Although she is the principal power worshiped by the cult, Maria Lionza is part of a trinity. Alongside her are Guaicaipuro and Negro Felipe, an indigenous chief and a black slave who were both murdered by Spanish colonists. Together, they make up las Tres Potencias (the three powers).
Las Tres Potencias oversee a number of minor deities, grouped together according to race, occupation, or class. These groups of spirits are called the “courts,” which include the Indian Court, the African Court, the Celestial Court, as well as others.
The history of the religion is as hard to pin down as the history of Maria, herself. Some say it has been practiced since the fifteenth century, while some, like Angelina Pollok-Etz (former Professor of Anthropology at the Andres Bello Catholic University in Caracas), say it only goes as far back as 1920. From all accounts, it began as a nature cult, with Maria being a spirit of waters, forests, and animals, but it quickly began to incorporate elements of Santeria, Palo, Catholicism, and nineteenth century European Spiritualism.
One of the basic teachings of the cult is that the spirits of the dead have the ability to intervene in the world of the living. Sorcerers and mediums (known as “boncos” and “materias”) work together to contact spirits for guidance or magic. The materia will be possessed by a spirit while the bonco converses with it.
Beliefs of the group are constantly evolving, with new deities and practices being adopted every day. One of the stranger additions have been the inclusion of the Viking Court, a group of spirits seemingly inspired by comic books and heavy metal. Those under the influence of the vikings have been known to commit acts of self-mutilation during certain rites, showcasing the medium’s ability to withstand physical pain.
The most recent and somewhat troubling addition to the courts has been the Malandros Court, literally, the “thug” or “delinquent” court. This court is made up of the spirits of dead bandits and gang members, which make up a significant portion of the population in Venezuela. The Venezuelan Violence Observatory reported 21,692 murders in the country during 2012, mostly due to gang violence, and the cult itself acts as “a mirror of Venezuelan culture and society,” according to Wade Glenn, an anthropologist at Tulane University.

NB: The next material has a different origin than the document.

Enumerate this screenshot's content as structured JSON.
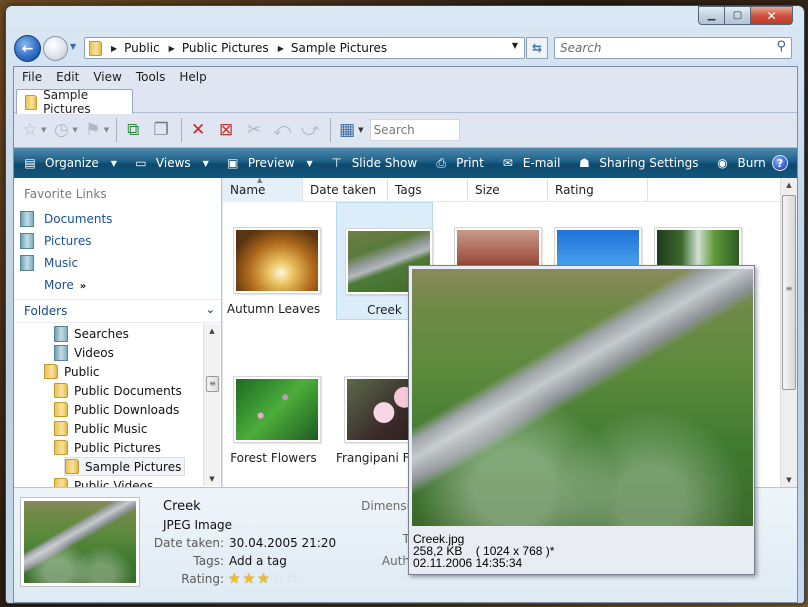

The spirits of the Malandros Court are usually depicted as Robin Hood types, sharing their spoils with the community, but the truth about these “saints” is probably less benign. The most popular of these is the spirit of Ismael Sanchez, whose shrines are inhabited by plaster idols of a youth wearing sunglasses, a sideways cap, and a gun in his waistband. The stories associated with Ismael are also numerous and conflicting, but he is most commonly said to have been an honorable thug who was shot in the back by a crooked cop in the 1950s or 60s.
Some materias though have shown concern for the influx of these Santos Malandros, saying that the thug spirits aren’t following the rules set forth by Maria Lionza, herself, concerning spiritual etiquette in the afterlife. The rule is that a spirit must wait for at least ten years before being allowed to come forward as an authentic source of power within the courts, most waiting thirty years, or more. But some of these thugs are shoving to the front of the line, interrupting rituals meant to be calling other spirits, and showing up uninvited, sometimes only a year after their death. It appears that these spirits have as little regard for regulations as they did in life, and not all mediums are happy with this turn.
But the cult of Maria Lionza is said to be the fastest growing religion in Venezuela, with followers possibly representing over a third of the nation’s total population, and it seems to derive its strength from its flexibility and willingness to change. The hurdle created by naysayers seems a small one, judging by the overwhelming popularity of the thug saints. It will be interesting, to say the least, to see what develops next for this budding cult.